My First Time On Set As A Producer
I love being on set.
In high school I was in theatre, and being on set was always one of my favorite parts of putting on a production. Sitting backstage, watching the actors go from rehearsing on an empty stage to performing on opening night would give me a sense of satisfaction. Since coming to CCM in the fall, I haven’t really gotten the chance to be on a set. Though I have worked on many projects, they have either already been shot, or made entirely of graphics. I started to really miss it. Then I was made the producer of a video that finally allowed me to take an active role on set. The feeling of satisfaction returned.

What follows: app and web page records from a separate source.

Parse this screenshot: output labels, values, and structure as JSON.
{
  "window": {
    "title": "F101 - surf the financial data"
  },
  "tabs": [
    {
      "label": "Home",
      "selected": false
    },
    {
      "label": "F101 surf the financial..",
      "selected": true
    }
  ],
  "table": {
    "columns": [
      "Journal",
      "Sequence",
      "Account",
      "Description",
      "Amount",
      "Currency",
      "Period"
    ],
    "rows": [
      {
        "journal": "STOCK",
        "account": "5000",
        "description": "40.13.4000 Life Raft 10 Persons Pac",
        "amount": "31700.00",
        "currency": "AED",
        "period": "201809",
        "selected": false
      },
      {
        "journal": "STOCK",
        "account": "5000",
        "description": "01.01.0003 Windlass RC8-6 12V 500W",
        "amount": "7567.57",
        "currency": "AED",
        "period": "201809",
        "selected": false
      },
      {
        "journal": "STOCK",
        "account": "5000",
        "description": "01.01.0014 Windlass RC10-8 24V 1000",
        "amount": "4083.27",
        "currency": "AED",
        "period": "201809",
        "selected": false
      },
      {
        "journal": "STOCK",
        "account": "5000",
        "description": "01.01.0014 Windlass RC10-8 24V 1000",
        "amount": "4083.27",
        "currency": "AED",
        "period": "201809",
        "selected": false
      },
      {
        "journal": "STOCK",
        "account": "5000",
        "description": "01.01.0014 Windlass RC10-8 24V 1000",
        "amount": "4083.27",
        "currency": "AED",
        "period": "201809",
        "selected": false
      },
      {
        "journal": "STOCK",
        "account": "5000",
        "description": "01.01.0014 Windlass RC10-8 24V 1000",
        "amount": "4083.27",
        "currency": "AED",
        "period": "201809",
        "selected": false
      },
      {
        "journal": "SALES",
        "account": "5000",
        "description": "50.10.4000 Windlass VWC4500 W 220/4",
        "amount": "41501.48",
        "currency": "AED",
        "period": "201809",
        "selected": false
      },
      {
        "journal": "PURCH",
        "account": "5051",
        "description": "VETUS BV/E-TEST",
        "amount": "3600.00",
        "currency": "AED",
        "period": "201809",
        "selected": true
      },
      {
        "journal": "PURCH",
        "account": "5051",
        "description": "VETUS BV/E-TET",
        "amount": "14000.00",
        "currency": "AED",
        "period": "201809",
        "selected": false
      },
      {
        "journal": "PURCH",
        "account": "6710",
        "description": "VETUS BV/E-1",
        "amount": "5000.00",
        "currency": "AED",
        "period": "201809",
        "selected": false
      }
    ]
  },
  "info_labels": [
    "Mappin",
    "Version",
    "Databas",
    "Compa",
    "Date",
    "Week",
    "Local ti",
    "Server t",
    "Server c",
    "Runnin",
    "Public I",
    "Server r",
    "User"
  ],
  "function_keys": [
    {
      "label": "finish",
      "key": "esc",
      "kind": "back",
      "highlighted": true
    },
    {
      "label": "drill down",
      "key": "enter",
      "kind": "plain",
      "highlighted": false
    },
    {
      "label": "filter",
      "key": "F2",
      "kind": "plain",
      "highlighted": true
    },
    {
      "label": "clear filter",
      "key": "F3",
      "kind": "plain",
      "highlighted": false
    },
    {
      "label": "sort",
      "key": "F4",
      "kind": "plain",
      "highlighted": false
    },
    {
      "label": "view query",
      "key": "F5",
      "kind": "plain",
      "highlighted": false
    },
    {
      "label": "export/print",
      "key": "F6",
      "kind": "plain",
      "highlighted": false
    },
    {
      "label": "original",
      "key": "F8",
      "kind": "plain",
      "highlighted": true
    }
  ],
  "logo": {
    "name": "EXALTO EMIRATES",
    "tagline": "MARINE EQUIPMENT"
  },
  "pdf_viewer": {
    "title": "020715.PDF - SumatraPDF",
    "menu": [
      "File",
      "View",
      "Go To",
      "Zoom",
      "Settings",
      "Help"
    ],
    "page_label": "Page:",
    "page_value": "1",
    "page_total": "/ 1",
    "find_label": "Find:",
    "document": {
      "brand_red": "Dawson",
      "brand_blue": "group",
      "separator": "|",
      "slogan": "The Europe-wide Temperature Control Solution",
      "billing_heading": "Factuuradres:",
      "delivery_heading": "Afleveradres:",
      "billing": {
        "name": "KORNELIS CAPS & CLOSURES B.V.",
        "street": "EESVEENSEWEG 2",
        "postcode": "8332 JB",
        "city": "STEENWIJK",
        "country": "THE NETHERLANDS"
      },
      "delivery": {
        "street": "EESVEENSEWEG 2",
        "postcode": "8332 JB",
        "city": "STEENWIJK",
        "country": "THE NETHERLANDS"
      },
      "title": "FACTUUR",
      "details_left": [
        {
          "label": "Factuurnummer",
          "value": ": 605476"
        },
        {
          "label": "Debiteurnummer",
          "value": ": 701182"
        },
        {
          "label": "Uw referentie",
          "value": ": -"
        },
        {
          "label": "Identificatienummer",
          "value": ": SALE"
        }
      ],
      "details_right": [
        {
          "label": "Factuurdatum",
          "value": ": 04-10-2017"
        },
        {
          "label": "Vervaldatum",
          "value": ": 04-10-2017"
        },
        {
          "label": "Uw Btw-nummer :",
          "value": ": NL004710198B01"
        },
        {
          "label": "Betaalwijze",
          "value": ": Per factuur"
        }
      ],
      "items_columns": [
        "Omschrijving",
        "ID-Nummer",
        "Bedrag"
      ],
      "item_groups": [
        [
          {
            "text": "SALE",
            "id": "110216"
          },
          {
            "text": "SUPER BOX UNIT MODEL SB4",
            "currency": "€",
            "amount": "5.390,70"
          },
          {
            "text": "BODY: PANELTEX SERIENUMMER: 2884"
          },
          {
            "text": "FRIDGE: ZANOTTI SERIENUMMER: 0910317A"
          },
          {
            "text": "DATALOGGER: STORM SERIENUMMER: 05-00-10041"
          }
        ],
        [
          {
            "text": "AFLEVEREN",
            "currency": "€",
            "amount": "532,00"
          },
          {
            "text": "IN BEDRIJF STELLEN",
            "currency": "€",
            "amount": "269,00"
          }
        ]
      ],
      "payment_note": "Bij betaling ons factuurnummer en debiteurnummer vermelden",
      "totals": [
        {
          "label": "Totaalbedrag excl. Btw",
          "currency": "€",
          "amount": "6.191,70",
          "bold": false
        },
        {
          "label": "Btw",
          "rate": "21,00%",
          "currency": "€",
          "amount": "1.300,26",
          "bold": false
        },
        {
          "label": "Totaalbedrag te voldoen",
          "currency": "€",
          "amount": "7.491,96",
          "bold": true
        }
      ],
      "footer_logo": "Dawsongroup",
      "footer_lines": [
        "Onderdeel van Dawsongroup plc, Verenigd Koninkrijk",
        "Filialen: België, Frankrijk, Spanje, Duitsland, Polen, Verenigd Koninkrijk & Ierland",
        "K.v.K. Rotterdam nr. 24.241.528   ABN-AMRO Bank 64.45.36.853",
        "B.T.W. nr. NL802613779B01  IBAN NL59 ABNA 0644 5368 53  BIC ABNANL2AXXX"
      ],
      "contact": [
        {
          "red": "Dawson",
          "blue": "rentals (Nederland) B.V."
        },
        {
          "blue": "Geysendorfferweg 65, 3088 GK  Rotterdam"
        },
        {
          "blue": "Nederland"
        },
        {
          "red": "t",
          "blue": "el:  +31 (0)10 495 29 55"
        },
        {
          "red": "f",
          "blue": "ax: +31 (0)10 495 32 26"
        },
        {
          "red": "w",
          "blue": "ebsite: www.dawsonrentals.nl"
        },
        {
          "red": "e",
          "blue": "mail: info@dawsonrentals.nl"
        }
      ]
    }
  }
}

We didn’t build a set. We didn’t rehearse for weeks. There were no special costumes or props. However, I did write the script. We did decorate the area we shot it and we practiced. We even had to do a 30-second shot to make sure the style worked for the piece. In it, the actor moved around a lot while the director of photography, who had a Steadicam strapped on, followed him. It was so much fun to constantly move around with them so I wouldn’t get in the frame. It’s moments like that which makes working in film so much fun.
When we were actually shooting the full piece, I was an extra on set. I pretty much just sat down in front of a laptop the whole time. Since the actor had blocking down and I had already given him notes, I got to just sit there and make it look like I was working on something. So I wrote. I started working on a story of mine during each shot, and when it was done I would take a look, give my thoughts, and do it again or move on to the next part. It was a lot of fun. I haven’t really had a whole lot of experience as a leader in the past, but every time I am one, I always feel amazing. Especially when I know what I’m doing, which I was quickly learning that I did.
Being on a film set might not be the same as being backstage during a play, but I still get the same sense of satisfaction.
Being on a film set might not be the same as being backstage during a play, but I still get the same sense of satisfaction. Since then, I’ve had to recast and am now going to have to reshoot, but I’m choosing to look on the bright side. I get to be on set again. The first time was practice. This time, I’m going in with more experience. I just know that I’m going to leave feeling even more satisfied than I ever have been before.
Julia Kelso,19, was born and raised in Houston, Texas. She’s an aspiring producer, writer, director who grew up involved in theatre and now attends Center For Creative Media, a Christian Film School. In addition to being a strong supporter of the arts, Julia is a left-handed, right-minded, introvert living in a right-handed, left-minded, extroverted world.